The boy’s costume hints to what happened to English tourist Connie (Ellora Torchia) in the theatrical cut. In neither version is her death shown onscreen. However, her water-logged corpse, strewn in pine branches now makes sense. What we saw was performance. What we didn’t see—Connie’s drowning—was the real sacrifice.
After the lake scene, Dani and Christian have a big fight. Dani wants to go. She sheds her meekness and tells him directly he and his friends are “opportunistic anthropologists” who were lured here and will not get out alive to share these secret “pagan rituals.” They need to get out before it’s too late! But Christian rejects her remarks, informing her he can’t leave because he’s writing his thesis on Hårga. “I just decided,” he says, echoing the obnoxious lie he told in the beginning when he got caught hiding his Sweden trip from her.
From here, their fight blows past the debate about leaving and becomes about how Christian takes Dani’s kindnesses as a personal insult. In a diatribe that had the audience gasping and cackling, Christian declares she only brought him a flower bouquet to point out how he doesn’t bring her flowers. “I was being kind,” she wails, confused and hurt. In response, he rolls his eyes and accuses her of painting herself as the “selfless altruist” to make him look like a “dick.” It’s more of that pitch-black relationship satire that Aster does so achingly well, and it’s a marvel to watch. Yet, here’s the thing: for all its greatness, nothing I saw in the Director’s Cut was something I felt I missed in the theatrical release.
In the theatrical version, Mark was clearly established as a fool as was Josh the tunnel-visioned scholar. Christian was a dick even without this blow-up, though it could be argued this fight scene makes the fate he bears feel more earned. Dani felt whole without the additional scenes of conversation and crying. Even the rituals felt inessential to Aster’s tale of folk-horror and toxic romance. And yet I revel in the Director’s Cut, which allows us more time to wander in Aster’s enchanting and haunting world of Hårga. Basically, I connected to something he said after the film.
“I like long movies, obviously,” Aster admitted with a slight smile. “I really like to just live in worlds and live in movies. Talking as a viewer, if a movie’s good, I want to stay in it. So, the intention here was always to make something that viewers can live in.”
That, in a nutshell, is the difference between Midsommar and its Director’s Cut. The first is a movie with a world so rich and characters so vibrant, that even at 2 hour and 27 minutes, I love it absolutely, felt satisfied, yet craved more. The Director’s Cut gives fans that more. With it, Aster re-opens the door, inviting us back into Hårga, heartache, and salvation.
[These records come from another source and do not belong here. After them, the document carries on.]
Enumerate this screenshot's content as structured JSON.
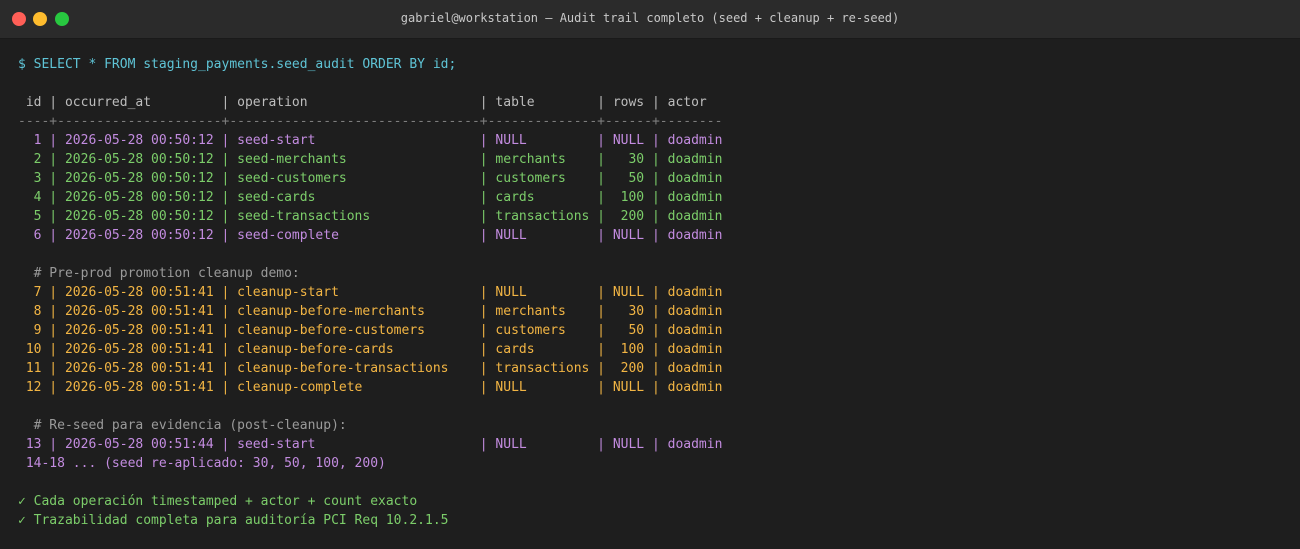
{
  "window": {
    "title": "gabriel@workstation — Audit trail completo (seed + cleanup + re-seed)"
  },
  "terminal": {
    "command": "$ SELECT * FROM staging_payments.seed_audit ORDER BY id;",
    "header": " id | occurred_at         | operation                      | table        | rows | actor",
    "separator": "----+---------------------+--------------------------------+--------------+------+--------",
    "seed_rows": [
      "  1 | 2026-05-28 00:50:12 | seed-start                     | NULL         | NULL | doadmin",
      "  2 | 2026-05-28 00:50:12 | seed-merchants                 | merchants    |   30 | doadmin",
      "  3 | 2026-05-28 00:50:12 | seed-customers                 | customers    |   50 | doadmin",
      "  4 | 2026-05-28 00:50:12 | seed-cards                     | cards        |  100 | doadmin",
      "  5 | 2026-05-28 00:50:12 | seed-transactions              | transactions |  200 | doadmin",
      "  6 | 2026-05-28 00:50:12 | seed-complete                  | NULL         | NULL | doadmin"
    ],
    "cleanup_comment": "  # Pre-prod promotion cleanup demo:",
    "cleanup_rows": [
      "  7 | 2026-05-28 00:51:41 | cleanup-start                  | NULL         | NULL | doadmin",
      "  8 | 2026-05-28 00:51:41 | cleanup-before-merchants       | merchants    |   30 | doadmin",
      "  9 | 2026-05-28 00:51:41 | cleanup-before-customers       | customers    |   50 | doadmin",
      " 10 | 2026-05-28 00:51:41 | cleanup-before-cards           | cards        |  100 | doadmin",
      " 11 | 2026-05-28 00:51:41 | cleanup-before-transactions    | transactions |  200 | doadmin",
      " 12 | 2026-05-28 00:51:41 | cleanup-complete               | NULL         | NULL | doadmin"
    ],
    "reseed_comment": "  # Re-seed para evidencia (post-cleanup):",
    "reseed_row": " 13 | 2026-05-28 00:51:44 | seed-start                     | NULL         | NULL | doadmin",
    "reseed_summary": " 14-18 ... (seed re-aplicado: 30, 50, 100, 200)",
    "checks": [
      "✓ Cada operación timestamped + actor + count exacto",
      "✓ Trazabilidad completa para auditoría PCI Req 10.2.1.5"
    ]
  },
  "colors": {
    "command": "#5fc4d6",
    "seed_start_end": "#c38ce0",
    "seed_data": "#7ccd6a",
    "cleanup": "#f2b544",
    "comment": "#9a9a9a",
    "check": "#7ccd6a"
  }
}
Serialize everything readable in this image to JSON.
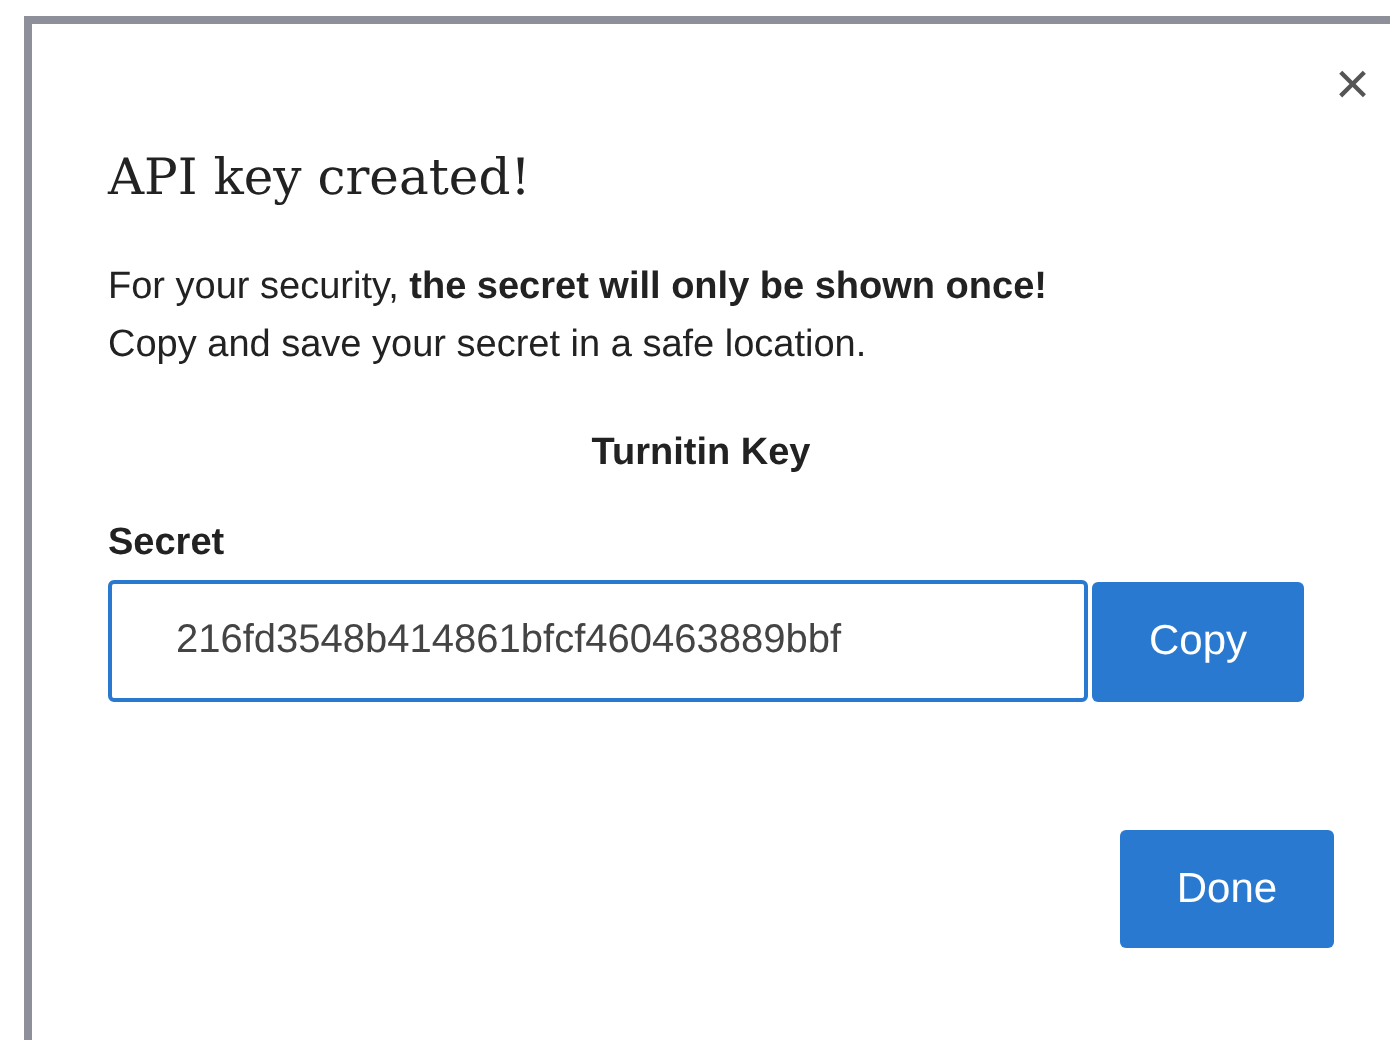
{
  "dialog": {
    "close": "×",
    "title": "API key created!",
    "message": "For your security, **the secret will only be shown once!**\nCopy and save your secret in a safe location.",
    "key_name": "Turnitin Key",
    "secret": {
      "label": "Secret",
      "value": "216fd3548b414861bfcf460463889bbf",
      "focused": true
    },
    "buttons": [
      {
        "label": "Copy",
        "kind": "inline"
      },
      {
        "label": "Done",
        "kind": "footer"
      }
    ]
  }
}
He gives us greater access to this movie we want to live in, and gives us the space to stretch out, feel the sun on our faces, the dance in our veins, and—just maybe—the grass growing through our toes.
Midsommar: Director’s Cut made its world premiere at Film At Lincoln Center’s Scary Movies XII.